- A $Origin attribute, specifying which server originally set the cookie. This attribute is not really necessary (and might perhaps be omitted) for cookies where the Subdomain attribute mentioned above is used, but will defintely be useful when handling
Netscape and RFC 2965 cookies. It could also help with debugging.
Another possibility I'm considering is whether or not there should be an upper limit for how long a cookie can be valid. There are lots of servers setting cookies valid for 10 to 30 years. Are such long-lived cookies really necessary? Should we put some restriction at one, two or five years, or some other number of years? At the very least, perhaps a new specification should make it clear that a client MAY enforce an upper time limit for how long a cookie can be valid.
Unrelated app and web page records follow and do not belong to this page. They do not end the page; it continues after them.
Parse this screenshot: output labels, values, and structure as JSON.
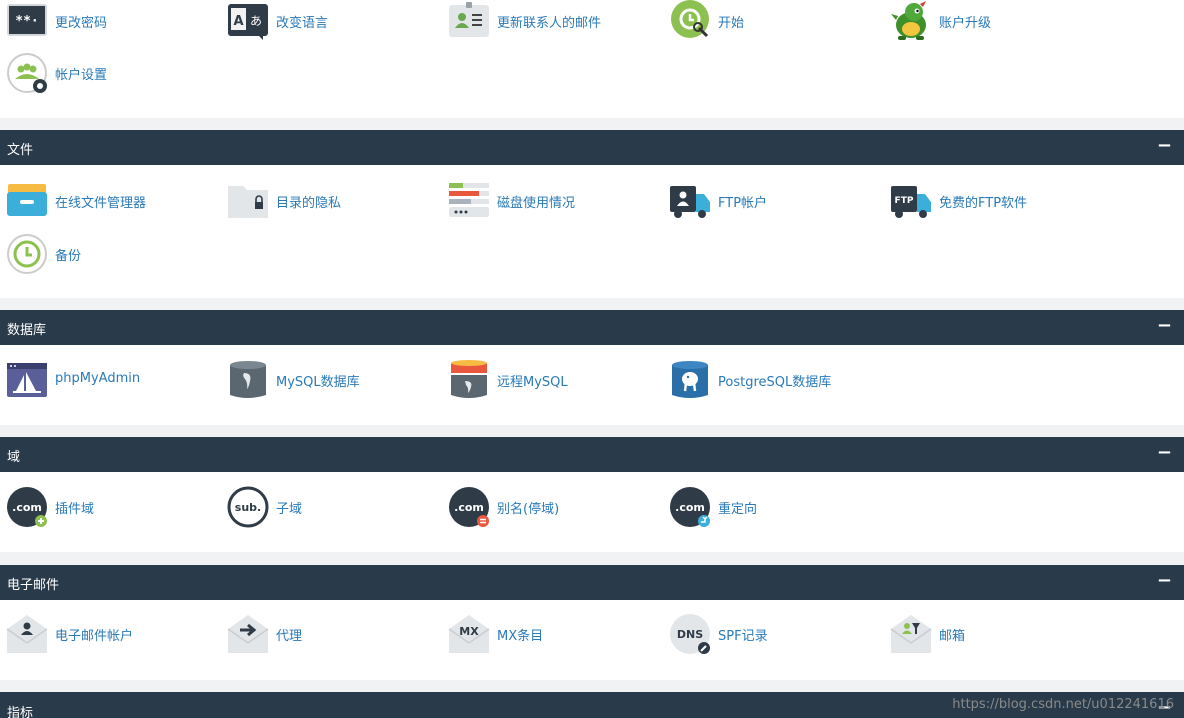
{
  "preferences": {
    "items": [
      {
        "label": "更改密码",
        "icon": "password-icon"
      },
      {
        "label": "改变语言",
        "icon": "language-icon"
      },
      {
        "label": "更新联系人的邮件",
        "icon": "contact-card-icon"
      },
      {
        "label": "开始",
        "icon": "getting-started-icon"
      },
      {
        "label": "账户升级",
        "icon": "dragon-mascot-icon"
      },
      {
        "label": "帐户设置",
        "icon": "account-settings-icon"
      }
    ]
  },
  "sections": [
    {
      "title": "文件",
      "toggle": "−",
      "items": [
        {
          "label": "在线文件管理器",
          "icon": "file-manager-icon"
        },
        {
          "label": "目录的隐私",
          "icon": "directory-privacy-icon"
        },
        {
          "label": "磁盘使用情况",
          "icon": "disk-usage-icon"
        },
        {
          "label": "FTP帐户",
          "icon": "ftp-account-icon"
        },
        {
          "label": "免费的FTP软件",
          "icon": "ftp-software-icon"
        },
        {
          "label": "备份",
          "icon": "backup-icon"
        }
      ]
    },
    {
      "title": "数据库",
      "toggle": "−",
      "items": [
        {
          "label": "phpMyAdmin",
          "icon": "phpmyadmin-icon"
        },
        {
          "label": "MySQL数据库",
          "icon": "mysql-database-icon"
        },
        {
          "label": "远程MySQL",
          "icon": "remote-mysql-icon"
        },
        {
          "label": "PostgreSQL数据库",
          "icon": "postgresql-icon"
        }
      ]
    },
    {
      "title": "域",
      "toggle": "−",
      "items": [
        {
          "label": "插件域",
          "icon": "addon-domain-icon",
          "badge_text": ".com"
        },
        {
          "label": "子域",
          "icon": "subdomain-icon",
          "badge_text": "sub."
        },
        {
          "label": "别名(停域)",
          "icon": "alias-domain-icon",
          "badge_text": ".com"
        },
        {
          "label": "重定向",
          "icon": "redirect-icon",
          "badge_text": ".com"
        }
      ]
    },
    {
      "title": "电子邮件",
      "toggle": "−",
      "items": [
        {
          "label": "电子邮件帐户",
          "icon": "email-account-icon"
        },
        {
          "label": "代理",
          "icon": "forwarder-icon"
        },
        {
          "label": "MX条目",
          "icon": "mx-entry-icon",
          "badge_text": "MX"
        },
        {
          "label": "SPF记录",
          "icon": "spf-record-icon",
          "badge_text": "DNS"
        },
        {
          "label": "邮箱",
          "icon": "mail-filter-icon"
        }
      ]
    },
    {
      "title": "指标",
      "toggle": "−",
      "items": []
    }
  ],
  "watermark": "https://blog.csdn.net/u012241616",
  "colors": {
    "header_bg": "#293a4a",
    "link": "#2a7ab8",
    "page_bg": "#f0f2f3"
  }
}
I know many people, in particular Web designers, will react strongly to some, or all, of these proposals.
What I hope people will understand is that we have a potentially serious security and privacy problem within the current definition of how cookies are used, and that we should fix the problem.
Two of the possibilities are what I have proposed earlier, but those are, as a couple of commenters in the IETF DNSop Work Group put it, "kludges" and "hacks".
Another possibility is to make cookies safe (or safer) by default. That will, however, require a rewrite of the rules and deprecation of the old-style cookies, as suggested above.
Websites implemented according to the prposed definition above are, fortunately, compatible with the old system. During the transition to the new cookies, both types of cookies can be used.
What we need now are more suggestions for how to secure cookies. My suggestions are the best I have been able to think of. Perhaps somebody else can propose better solutions, with lesser impact on existing systems than my proposals?